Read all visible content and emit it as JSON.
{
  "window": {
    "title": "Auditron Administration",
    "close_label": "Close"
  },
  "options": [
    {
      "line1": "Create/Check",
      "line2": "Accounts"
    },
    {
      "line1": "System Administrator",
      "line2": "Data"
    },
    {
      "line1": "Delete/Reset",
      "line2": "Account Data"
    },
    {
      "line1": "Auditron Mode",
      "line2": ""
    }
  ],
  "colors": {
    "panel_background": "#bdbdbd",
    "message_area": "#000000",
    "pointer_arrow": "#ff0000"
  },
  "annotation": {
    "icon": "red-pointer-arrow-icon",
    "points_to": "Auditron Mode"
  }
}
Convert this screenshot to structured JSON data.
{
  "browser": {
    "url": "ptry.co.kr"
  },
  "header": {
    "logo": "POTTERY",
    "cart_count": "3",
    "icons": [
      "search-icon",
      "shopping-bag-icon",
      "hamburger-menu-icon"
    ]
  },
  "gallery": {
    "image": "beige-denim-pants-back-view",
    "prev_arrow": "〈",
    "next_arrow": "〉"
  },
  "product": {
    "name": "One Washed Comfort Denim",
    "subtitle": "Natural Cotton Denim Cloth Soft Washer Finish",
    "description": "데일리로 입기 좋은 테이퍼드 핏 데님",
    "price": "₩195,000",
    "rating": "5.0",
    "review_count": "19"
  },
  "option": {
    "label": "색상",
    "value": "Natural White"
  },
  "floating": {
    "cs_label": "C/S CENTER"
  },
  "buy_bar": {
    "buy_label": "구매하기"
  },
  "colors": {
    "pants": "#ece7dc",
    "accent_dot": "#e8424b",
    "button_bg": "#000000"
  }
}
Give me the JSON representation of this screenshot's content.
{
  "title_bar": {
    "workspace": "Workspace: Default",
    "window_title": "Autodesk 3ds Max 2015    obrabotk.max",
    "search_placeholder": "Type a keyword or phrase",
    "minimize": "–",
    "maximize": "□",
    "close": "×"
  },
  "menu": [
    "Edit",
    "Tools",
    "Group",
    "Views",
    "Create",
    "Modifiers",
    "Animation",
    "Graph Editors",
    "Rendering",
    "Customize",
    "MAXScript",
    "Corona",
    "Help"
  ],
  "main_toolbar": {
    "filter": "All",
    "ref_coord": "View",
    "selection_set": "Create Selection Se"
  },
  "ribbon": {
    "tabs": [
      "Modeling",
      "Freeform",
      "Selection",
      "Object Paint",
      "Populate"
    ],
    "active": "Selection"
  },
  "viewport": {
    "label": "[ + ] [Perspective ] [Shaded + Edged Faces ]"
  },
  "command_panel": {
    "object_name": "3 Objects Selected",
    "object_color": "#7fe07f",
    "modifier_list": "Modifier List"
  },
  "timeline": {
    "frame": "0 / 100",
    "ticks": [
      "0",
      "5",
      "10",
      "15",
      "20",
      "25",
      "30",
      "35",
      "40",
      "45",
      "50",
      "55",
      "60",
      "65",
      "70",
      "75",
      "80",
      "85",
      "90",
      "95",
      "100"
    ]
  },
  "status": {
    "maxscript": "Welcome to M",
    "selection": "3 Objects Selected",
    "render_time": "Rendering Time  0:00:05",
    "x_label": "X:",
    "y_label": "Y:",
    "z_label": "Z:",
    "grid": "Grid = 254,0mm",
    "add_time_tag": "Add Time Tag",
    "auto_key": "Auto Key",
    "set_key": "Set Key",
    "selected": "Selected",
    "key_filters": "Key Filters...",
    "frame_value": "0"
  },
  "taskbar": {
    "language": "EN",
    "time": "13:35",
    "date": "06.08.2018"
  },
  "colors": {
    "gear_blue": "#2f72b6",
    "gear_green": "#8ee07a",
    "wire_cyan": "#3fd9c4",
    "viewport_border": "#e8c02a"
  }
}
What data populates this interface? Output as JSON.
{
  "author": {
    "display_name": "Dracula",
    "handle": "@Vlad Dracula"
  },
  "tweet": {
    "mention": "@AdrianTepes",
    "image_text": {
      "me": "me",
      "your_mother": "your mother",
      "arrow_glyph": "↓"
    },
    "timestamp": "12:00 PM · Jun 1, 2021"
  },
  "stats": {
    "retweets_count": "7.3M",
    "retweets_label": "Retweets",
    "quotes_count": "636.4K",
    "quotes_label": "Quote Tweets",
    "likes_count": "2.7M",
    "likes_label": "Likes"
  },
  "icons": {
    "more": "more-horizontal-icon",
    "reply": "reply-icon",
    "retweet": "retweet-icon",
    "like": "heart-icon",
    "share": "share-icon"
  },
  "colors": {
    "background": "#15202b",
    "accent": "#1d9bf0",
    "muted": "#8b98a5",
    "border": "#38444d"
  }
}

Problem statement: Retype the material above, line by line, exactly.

Written reply:
Read all visible content and emit it as JSON.
{
  "window": {
    "title": "Auditron Administration",
    "close_label": "Close"
  },
  "options": [
    {
      "line1": "Create/Check",
      "line2": "Accounts"
    },
    {
      "line1": "System Administrator",
      "line2": "Data"
    },
    {
      "line1": "Delete/Reset",
      "line2": "Account Data"
    },
    {
      "line1": "Auditron Mode",
      "line2": ""
    }
  ],
  "colors": {
    "panel_background": "#bdbdbd",
    "message_area": "#000000",
    "pointer_arrow": "#ff0000"
  },
  "annotation": {
    "icon": "red-pointer-arrow-icon",
    "points_to": "Auditron Mode"
  }
}
Convert this screenshot to structured JSON data.
{
  "browser": {
    "url": "ptry.co.kr"
  },
  "header": {
    "logo": "POTTERY",
    "cart_count": "3",
    "icons": [
      "search-icon",
      "shopping-bag-icon",
      "hamburger-menu-icon"
    ]
  },
  "gallery": {
    "image": "beige-denim-pants-back-view",
    "prev_arrow": "〈",
    "next_arrow": "〉"
  },
  "product": {
    "name": "One Washed Comfort Denim",
    "subtitle": "Natural Cotton Denim Cloth Soft Washer Finish",
    "description": "데일리로 입기 좋은 테이퍼드 핏 데님",
    "price": "₩195,000",
    "rating": "5.0",
    "review_count": "19"
  },
  "option": {
    "label": "색상",
    "value": "Natural White"
  },
  "floating": {
    "cs_label": "C/S CENTER"
  },
  "buy_bar": {
    "buy_label": "구매하기"
  },
  "colors": {
    "pants": "#ece7dc",
    "accent_dot": "#e8424b",
    "button_bg": "#000000"
  }
}
Give me the JSON representation of this screenshot's content.
{
  "title_bar": {
    "workspace": "Workspace: Default",
    "window_title": "Autodesk 3ds Max 2015    obrabotk.max",
    "search_placeholder": "Type a keyword or phrase",
    "minimize": "–",
    "maximize": "□",
    "close": "×"
  },
  "menu": [
    "Edit",
    "Tools",
    "Group",
    "Views",
    "Create",
    "Modifiers",
    "Animation",
    "Graph Editors",
    "Rendering",
    "Customize",
    "MAXScript",
    "Corona",
    "Help"
  ],
  "main_toolbar": {
    "filter": "All",
    "ref_coord": "View",
    "selection_set": "Create Selection Se"
  },
  "ribbon": {
    "tabs": [
      "Modeling",
      "Freeform",
      "Selection",
      "Object Paint",
      "Populate"
    ],
    "active": "Selection"
  },
  "viewport": {
    "label": "[ + ] [Perspective ] [Shaded + Edged Faces ]"
  },
  "command_panel": {
    "object_name": "3 Objects Selected",
    "object_color": "#7fe07f",
    "modifier_list": "Modifier List"
  },
  "timeline": {
    "frame": "0 / 100",
    "ticks": [
      "0",
      "5",
      "10",
      "15",
      "20",
      "25",
      "30",
      "35",
      "40",
      "45",
      "50",
      "55",
      "60",
      "65",
      "70",
      "75",
      "80",
      "85",
      "90",
      "95",
      "100"
    ]
  },
  "status": {
    "maxscript": "Welcome to M",
    "selection": "3 Objects Selected",
    "render_time": "Rendering Time  0:00:05",
    "x_label": "X:",
    "y_label": "Y:",
    "z_label": "Z:",
    "grid": "Grid = 254,0mm",
    "add_time_tag": "Add Time Tag",
    "auto_key": "Auto Key",
    "set_key": "Set Key",
    "selected": "Selected",
    "key_filters": "Key Filters...",
    "frame_value": "0"
  },
  "taskbar": {
    "language": "EN",
    "time": "13:35",
    "date": "06.08.2018"
  },
  "colors": {
    "gear_blue": "#2f72b6",
    "gear_green": "#8ee07a",
    "wire_cyan": "#3fd9c4",
    "viewport_border": "#e8c02a"
  }
}
What data populates this interface? Output as JSON.
{
  "author": {
    "display_name": "Dracula",
    "handle": "@Vlad Dracula"
  },
  "tweet": {
    "mention": "@AdrianTepes",
    "image_text": {
      "me": "me",
      "your_mother": "your mother",
      "arrow_glyph": "↓"
    },
    "timestamp": "12:00 PM · Jun 1, 2021"
  },
  "stats": {
    "retweets_count": "7.3M",
    "retweets_label": "Retweets",
    "quotes_count": "636.4K",
    "quotes_label": "Quote Tweets",
    "likes_count": "2.7M",
    "likes_label": "Likes"
  },
  "icons": {
    "more": "more-horizontal-icon",
    "reply": "reply-icon",
    "retweet": "retweet-icon",
    "like": "heart-icon",
    "share": "share-icon"
  },
  "colors": {
    "background": "#15202b",
    "accent": "#1d9bf0",
    "muted": "#8b98a5",
    "border": "#38444d"
  }
}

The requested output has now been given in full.